Activity: Reproduce each line from the records that holds "range".

⟨

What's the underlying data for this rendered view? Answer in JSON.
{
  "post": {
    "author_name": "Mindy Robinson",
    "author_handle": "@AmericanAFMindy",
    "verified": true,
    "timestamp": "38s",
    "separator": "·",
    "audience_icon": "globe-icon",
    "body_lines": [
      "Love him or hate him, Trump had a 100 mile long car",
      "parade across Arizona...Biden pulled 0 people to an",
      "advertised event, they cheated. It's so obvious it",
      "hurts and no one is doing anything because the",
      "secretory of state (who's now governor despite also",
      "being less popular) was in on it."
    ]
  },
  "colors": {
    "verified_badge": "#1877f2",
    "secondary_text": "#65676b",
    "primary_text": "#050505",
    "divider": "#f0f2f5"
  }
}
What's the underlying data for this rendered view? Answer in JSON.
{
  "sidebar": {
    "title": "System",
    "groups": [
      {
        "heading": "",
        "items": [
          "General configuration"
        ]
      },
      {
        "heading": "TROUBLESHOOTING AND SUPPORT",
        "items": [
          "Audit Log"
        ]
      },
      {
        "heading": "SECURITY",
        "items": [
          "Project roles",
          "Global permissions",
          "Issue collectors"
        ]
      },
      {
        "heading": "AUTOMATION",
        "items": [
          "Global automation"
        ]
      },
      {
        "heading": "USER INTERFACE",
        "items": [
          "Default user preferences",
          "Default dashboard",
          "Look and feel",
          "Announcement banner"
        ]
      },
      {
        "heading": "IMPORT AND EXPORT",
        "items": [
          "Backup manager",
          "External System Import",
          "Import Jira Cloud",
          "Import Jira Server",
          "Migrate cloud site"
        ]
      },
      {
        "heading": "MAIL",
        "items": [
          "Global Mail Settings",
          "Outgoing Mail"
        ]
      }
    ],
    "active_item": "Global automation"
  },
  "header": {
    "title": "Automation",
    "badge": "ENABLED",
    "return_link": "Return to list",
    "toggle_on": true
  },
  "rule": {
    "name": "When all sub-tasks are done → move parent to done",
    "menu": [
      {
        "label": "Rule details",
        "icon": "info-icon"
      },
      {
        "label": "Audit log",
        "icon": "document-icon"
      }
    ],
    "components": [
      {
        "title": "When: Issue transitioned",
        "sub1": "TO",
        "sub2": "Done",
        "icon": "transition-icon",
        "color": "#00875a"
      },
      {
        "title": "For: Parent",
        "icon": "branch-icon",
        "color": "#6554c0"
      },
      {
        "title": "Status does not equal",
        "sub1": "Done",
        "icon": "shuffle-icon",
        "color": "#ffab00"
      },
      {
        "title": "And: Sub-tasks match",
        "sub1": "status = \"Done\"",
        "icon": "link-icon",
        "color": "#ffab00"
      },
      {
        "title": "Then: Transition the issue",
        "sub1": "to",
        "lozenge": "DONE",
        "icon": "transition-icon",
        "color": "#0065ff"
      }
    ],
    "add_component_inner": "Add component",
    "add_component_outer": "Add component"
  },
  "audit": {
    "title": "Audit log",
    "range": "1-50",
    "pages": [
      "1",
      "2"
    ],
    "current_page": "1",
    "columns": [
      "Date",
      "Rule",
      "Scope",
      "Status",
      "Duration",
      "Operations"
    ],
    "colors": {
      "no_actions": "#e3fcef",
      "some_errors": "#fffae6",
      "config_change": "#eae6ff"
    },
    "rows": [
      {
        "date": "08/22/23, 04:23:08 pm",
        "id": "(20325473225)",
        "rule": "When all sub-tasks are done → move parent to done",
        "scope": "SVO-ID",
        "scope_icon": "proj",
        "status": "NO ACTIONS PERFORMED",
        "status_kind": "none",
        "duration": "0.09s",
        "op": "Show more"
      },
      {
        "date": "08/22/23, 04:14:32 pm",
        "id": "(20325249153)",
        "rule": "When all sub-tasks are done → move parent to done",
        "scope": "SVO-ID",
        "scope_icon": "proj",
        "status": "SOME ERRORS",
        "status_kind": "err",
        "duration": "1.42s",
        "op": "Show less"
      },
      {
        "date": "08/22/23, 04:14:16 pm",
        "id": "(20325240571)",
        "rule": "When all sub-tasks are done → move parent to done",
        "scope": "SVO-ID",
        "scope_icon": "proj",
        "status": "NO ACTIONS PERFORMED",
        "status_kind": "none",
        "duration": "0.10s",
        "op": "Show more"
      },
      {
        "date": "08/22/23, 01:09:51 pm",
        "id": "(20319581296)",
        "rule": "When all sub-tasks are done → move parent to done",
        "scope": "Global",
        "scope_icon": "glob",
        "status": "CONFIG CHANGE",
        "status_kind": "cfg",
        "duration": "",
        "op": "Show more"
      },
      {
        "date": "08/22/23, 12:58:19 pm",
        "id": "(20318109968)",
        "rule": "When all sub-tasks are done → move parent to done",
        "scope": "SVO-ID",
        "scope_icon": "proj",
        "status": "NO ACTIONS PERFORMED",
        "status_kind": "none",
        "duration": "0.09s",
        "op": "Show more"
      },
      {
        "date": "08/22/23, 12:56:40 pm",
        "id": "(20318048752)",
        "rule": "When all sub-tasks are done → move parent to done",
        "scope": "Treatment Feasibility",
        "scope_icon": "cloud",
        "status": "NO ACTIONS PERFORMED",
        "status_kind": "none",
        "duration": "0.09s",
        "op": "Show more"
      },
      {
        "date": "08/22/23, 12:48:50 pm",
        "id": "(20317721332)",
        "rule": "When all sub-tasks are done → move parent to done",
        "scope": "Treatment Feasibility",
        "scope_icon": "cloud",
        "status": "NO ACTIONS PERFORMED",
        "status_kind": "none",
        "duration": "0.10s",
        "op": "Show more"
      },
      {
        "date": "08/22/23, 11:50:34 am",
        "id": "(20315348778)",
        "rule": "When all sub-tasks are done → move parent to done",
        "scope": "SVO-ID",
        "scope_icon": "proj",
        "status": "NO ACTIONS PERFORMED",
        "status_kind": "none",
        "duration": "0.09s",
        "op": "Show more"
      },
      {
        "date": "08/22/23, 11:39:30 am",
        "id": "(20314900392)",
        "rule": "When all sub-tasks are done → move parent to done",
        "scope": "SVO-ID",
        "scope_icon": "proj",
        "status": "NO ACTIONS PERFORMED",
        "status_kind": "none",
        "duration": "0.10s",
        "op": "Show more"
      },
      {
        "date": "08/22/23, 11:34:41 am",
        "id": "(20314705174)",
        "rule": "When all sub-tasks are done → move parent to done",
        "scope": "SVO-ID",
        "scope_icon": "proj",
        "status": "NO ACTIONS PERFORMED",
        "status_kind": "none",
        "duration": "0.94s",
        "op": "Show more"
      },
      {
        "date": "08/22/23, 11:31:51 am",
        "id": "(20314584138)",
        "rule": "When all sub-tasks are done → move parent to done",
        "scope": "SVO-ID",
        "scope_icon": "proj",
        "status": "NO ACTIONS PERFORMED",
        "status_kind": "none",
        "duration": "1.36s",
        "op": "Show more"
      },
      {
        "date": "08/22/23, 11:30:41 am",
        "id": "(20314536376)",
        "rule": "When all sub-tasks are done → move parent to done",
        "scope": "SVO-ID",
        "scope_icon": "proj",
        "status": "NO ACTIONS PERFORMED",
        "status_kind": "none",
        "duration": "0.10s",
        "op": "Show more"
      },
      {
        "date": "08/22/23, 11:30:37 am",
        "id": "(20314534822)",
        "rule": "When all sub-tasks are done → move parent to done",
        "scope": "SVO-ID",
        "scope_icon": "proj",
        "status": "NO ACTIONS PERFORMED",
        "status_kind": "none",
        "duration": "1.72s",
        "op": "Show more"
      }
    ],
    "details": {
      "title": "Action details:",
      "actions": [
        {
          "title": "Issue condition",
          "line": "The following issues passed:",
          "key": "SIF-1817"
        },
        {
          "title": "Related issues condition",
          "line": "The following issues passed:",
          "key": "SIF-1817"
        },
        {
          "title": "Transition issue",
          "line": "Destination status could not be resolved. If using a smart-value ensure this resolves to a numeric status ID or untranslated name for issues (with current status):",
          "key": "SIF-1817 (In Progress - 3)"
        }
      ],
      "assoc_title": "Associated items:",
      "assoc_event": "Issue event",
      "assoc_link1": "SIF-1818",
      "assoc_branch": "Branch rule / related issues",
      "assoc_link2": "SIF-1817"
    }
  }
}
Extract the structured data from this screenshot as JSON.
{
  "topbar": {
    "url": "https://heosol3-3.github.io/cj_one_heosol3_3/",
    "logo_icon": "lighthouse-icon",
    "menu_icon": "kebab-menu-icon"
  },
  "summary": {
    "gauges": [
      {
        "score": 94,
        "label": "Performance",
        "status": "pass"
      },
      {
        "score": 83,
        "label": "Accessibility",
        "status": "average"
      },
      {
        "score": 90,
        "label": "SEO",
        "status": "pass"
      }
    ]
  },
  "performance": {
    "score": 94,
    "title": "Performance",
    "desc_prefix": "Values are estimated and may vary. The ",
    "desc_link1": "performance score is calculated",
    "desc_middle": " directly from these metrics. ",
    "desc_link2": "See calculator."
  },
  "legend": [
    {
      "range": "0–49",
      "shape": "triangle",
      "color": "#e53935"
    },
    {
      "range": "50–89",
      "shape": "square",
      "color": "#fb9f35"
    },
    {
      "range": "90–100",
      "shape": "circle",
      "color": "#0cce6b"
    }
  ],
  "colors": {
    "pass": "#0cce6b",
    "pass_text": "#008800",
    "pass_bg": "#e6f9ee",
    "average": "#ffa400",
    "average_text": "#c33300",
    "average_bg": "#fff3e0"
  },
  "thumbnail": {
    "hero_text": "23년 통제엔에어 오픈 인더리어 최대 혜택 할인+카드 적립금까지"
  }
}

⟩

Output:
    "range": "1-50",
      "range": "0–49",
      "range": "50–89",
      "range": "90–100",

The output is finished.